This is the joint work with Scott D. Stoller.
The original paper appeared in Proceedings of the ACM SIGPLAN Symposium on Principles and Practice of Parallel Programming (PPoPP 2005). It is available here: PPoPP05-nonblocking.pdf.
Abstract:Concurrent programs are notorious for containing errors that are difficult to reproduce and diagnose. Two common kinds of concurrency errors are data races and atomicity violations (informally, atomicity means that executing methods concurrently is equivalent to executing them serially). Several static and dynamic (run-time) analysis techniques exist to detect potential races and atomicity violations. Run-time checking may miss errors in unexecuted code and incurs significant run-time overhead. On the other hand, run-time checking generally produces fewer false alarms than static analysis; this is a significant practical advantage, since diagnosing all of the warnings from static analysis of large codebases may be prohibitively expensive. This paper explores the use of static analysis to significantly decrease the overhead of run-time checking. Our approach is based on a type system for analyzing data races and atomicity. A type discovery algorithm is used to obtain types for as much of the program as possible (complete type inference for this type system is NP-hard, and parts of the program might be untypable). Warnings from the typechecker are used to identify parts of the program from which run-time checking can safely be omitted. The approach is completely automatic, scalable to very large programs, and significantly reduces the overhead of run-time checking for data races and atomicity violations.
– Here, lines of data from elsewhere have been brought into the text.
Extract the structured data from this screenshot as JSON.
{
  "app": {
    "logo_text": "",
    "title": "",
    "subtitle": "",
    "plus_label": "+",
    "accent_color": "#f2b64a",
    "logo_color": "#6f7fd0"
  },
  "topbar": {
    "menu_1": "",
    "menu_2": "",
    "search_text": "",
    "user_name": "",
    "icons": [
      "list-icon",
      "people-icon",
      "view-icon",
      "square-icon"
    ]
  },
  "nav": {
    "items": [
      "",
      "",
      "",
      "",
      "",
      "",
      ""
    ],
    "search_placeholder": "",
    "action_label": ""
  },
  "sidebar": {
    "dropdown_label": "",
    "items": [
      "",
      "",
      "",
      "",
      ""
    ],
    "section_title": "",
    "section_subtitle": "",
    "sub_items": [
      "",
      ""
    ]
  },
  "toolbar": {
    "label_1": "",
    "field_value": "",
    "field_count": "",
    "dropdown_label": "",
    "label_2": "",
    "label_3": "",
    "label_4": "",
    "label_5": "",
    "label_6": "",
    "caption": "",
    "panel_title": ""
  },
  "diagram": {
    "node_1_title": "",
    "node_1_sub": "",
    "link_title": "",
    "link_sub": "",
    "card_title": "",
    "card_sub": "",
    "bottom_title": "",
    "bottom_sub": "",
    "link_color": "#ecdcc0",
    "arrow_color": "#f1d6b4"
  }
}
This paper was accepted at ASE'05, and is joint work with Amit Sasturkar, Liqiang Wang and Scott Stoller. A preliminary version of the paper is available at: www.cs.sunysb.edu/~ragarwal